= MATERIALS PROVIDED =
----

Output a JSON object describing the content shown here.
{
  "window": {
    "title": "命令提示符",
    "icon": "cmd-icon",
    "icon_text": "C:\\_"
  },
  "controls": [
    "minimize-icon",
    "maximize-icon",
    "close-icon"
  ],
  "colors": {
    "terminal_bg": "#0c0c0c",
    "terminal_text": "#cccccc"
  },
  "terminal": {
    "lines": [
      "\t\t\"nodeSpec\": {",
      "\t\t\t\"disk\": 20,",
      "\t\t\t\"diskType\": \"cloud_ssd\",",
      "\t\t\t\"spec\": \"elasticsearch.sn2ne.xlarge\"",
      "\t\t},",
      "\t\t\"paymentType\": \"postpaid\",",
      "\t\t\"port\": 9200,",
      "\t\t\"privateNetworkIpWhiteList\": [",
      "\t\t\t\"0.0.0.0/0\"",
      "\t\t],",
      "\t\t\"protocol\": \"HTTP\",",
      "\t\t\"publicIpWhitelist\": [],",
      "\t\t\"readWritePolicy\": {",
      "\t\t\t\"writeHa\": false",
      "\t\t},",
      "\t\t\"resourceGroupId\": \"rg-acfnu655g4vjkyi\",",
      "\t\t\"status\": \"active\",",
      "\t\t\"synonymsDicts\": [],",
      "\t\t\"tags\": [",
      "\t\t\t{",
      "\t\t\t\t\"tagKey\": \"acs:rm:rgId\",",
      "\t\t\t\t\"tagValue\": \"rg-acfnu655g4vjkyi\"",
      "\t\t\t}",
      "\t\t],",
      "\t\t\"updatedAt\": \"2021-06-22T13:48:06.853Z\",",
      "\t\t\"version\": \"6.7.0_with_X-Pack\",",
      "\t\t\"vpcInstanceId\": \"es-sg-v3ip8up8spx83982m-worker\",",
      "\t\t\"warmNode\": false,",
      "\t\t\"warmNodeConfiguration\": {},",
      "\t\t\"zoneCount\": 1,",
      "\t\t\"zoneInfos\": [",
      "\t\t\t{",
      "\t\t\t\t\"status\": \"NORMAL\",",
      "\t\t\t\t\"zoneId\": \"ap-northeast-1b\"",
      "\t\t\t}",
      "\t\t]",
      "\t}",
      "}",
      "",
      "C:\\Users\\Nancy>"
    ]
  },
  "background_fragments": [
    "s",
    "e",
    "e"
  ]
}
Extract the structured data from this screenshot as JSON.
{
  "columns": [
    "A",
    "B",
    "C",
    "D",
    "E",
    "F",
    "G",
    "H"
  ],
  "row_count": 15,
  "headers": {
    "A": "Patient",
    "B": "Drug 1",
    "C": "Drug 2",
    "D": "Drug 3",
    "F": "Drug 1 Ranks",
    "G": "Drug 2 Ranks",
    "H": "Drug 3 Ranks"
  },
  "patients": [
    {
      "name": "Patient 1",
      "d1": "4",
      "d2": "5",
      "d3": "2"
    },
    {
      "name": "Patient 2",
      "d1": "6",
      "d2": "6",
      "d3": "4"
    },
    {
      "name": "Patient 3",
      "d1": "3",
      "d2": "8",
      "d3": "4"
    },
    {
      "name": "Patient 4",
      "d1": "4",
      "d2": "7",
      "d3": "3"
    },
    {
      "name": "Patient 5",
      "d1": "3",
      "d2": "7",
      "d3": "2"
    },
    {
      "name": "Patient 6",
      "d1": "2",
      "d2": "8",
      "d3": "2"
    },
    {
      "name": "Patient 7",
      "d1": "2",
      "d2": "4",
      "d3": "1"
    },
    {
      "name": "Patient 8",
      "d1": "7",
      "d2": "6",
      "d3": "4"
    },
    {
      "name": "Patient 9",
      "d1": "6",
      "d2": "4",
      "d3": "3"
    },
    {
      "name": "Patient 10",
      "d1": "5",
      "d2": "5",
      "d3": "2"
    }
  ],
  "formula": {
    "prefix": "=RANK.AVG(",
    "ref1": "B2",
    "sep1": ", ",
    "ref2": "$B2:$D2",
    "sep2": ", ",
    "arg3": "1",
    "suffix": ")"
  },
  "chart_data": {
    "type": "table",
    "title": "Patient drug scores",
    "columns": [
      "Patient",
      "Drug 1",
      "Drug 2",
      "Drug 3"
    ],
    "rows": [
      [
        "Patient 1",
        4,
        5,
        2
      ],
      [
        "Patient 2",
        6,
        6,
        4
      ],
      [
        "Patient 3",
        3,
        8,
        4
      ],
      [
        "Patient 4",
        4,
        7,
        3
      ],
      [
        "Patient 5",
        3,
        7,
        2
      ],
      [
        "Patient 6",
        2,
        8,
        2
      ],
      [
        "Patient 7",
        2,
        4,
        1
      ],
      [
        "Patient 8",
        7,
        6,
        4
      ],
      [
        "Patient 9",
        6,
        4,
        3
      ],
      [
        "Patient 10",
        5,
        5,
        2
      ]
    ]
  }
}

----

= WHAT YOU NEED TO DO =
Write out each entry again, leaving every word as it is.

= EXPECTED ANSWER =
Output a JSON object describing the content shown here.
{
  "window": {
    "title": "命令提示符",
    "icon": "cmd-icon",
    "icon_text": "C:\\_"
  },
  "controls": [
    "minimize-icon",
    "maximize-icon",
    "close-icon"
  ],
  "colors": {
    "terminal_bg": "#0c0c0c",
    "terminal_text": "#cccccc"
  },
  "terminal": {
    "lines": [
      "\t\t\"nodeSpec\": {",
      "\t\t\t\"disk\": 20,",
      "\t\t\t\"diskType\": \"cloud_ssd\",",
      "\t\t\t\"spec\": \"elasticsearch.sn2ne.xlarge\"",
      "\t\t},",
      "\t\t\"paymentType\": \"postpaid\",",
      "\t\t\"port\": 9200,",
      "\t\t\"privateNetworkIpWhiteList\": [",
      "\t\t\t\"0.0.0.0/0\"",
      "\t\t],",
      "\t\t\"protocol\": \"HTTP\",",
      "\t\t\"publicIpWhitelist\": [],",
      "\t\t\"readWritePolicy\": {",
      "\t\t\t\"writeHa\": false",
      "\t\t},",
      "\t\t\"resourceGroupId\": \"rg-acfnu655g4vjkyi\",",
      "\t\t\"status\": \"active\",",
      "\t\t\"synonymsDicts\": [],",
      "\t\t\"tags\": [",
      "\t\t\t{",
      "\t\t\t\t\"tagKey\": \"acs:rm:rgId\",",
      "\t\t\t\t\"tagValue\": \"rg-acfnu655g4vjkyi\"",
      "\t\t\t}",
      "\t\t],",
      "\t\t\"updatedAt\": \"2021-06-22T13:48:06.853Z\",",
      "\t\t\"version\": \"6.7.0_with_X-Pack\",",
      "\t\t\"vpcInstanceId\": \"es-sg-v3ip8up8spx83982m-worker\",",
      "\t\t\"warmNode\": false,",
      "\t\t\"warmNodeConfiguration\": {},",
      "\t\t\"zoneCount\": 1,",
      "\t\t\"zoneInfos\": [",
      "\t\t\t{",
      "\t\t\t\t\"status\": \"NORMAL\",",
      "\t\t\t\t\"zoneId\": \"ap-northeast-1b\"",
      "\t\t\t}",
      "\t\t]",
      "\t}",
      "}",
      "",
      "C:\\Users\\Nancy>"
    ]
  },
  "background_fragments": [
    "s",
    "e",
    "e"
  ]
}
Extract the structured data from this screenshot as JSON.
{
  "columns": [
    "A",
    "B",
    "C",
    "D",
    "E",
    "F",
    "G",
    "H"
  ],
  "row_count": 15,
  "headers": {
    "A": "Patient",
    "B": "Drug 1",
    "C": "Drug 2",
    "D": "Drug 3",
    "F": "Drug 1 Ranks",
    "G": "Drug 2 Ranks",
    "H": "Drug 3 Ranks"
  },
  "patients": [
    {
      "name": "Patient 1",
      "d1": "4",
      "d2": "5",
      "d3": "2"
    },
    {
      "name": "Patient 2",
      "d1": "6",
      "d2": "6",
      "d3": "4"
    },
    {
      "name": "Patient 3",
      "d1": "3",
      "d2": "8",
      "d3": "4"
    },
    {
      "name": "Patient 4",
      "d1": "4",
      "d2": "7",
      "d3": "3"
    },
    {
      "name": "Patient 5",
      "d1": "3",
      "d2": "7",
      "d3": "2"
    },
    {
      "name": "Patient 6",
      "d1": "2",
      "d2": "8",
      "d3": "2"
    },
    {
      "name": "Patient 7",
      "d1": "2",
      "d2": "4",
      "d3": "1"
    },
    {
      "name": "Patient 8",
      "d1": "7",
      "d2": "6",
      "d3": "4"
    },
    {
      "name": "Patient 9",
      "d1": "6",
      "d2": "4",
      "d3": "3"
    },
    {
      "name": "Patient 10",
      "d1": "5",
      "d2": "5",
      "d3": "2"
    }
  ],
  "formula": {
    "prefix": "=RANK.AVG(",
    "ref1": "B2",
    "sep1": ", ",
    "ref2": "$B2:$D2",
    "sep2": ", ",
    "arg3": "1",
    "suffix": ")"
  },
  "chart_data": {
    "type": "table",
    "title": "Patient drug scores",
    "columns": [
      "Patient",
      "Drug 1",
      "Drug 2",
      "Drug 3"
    ],
    "rows": [
      [
        "Patient 1",
        4,
        5,
        2
      ],
      [
        "Patient 2",
        6,
        6,
        4
      ],
      [
        "Patient 3",
        3,
        8,
        4
      ],
      [
        "Patient 4",
        4,
        7,
        3
      ],
      [
        "Patient 5",
        3,
        7,
        2
      ],
      [
        "Patient 6",
        2,
        8,
        2
      ],
      [
        "Patient 7",
        2,
        4,
        1
      ],
      [
        "Patient 8",
        7,
        6,
        4
      ],
      [
        "Patient 9",
        6,
        4,
        3
      ],
      [
        "Patient 10",
        5,
        5,
        2
      ]
    ]
  }
}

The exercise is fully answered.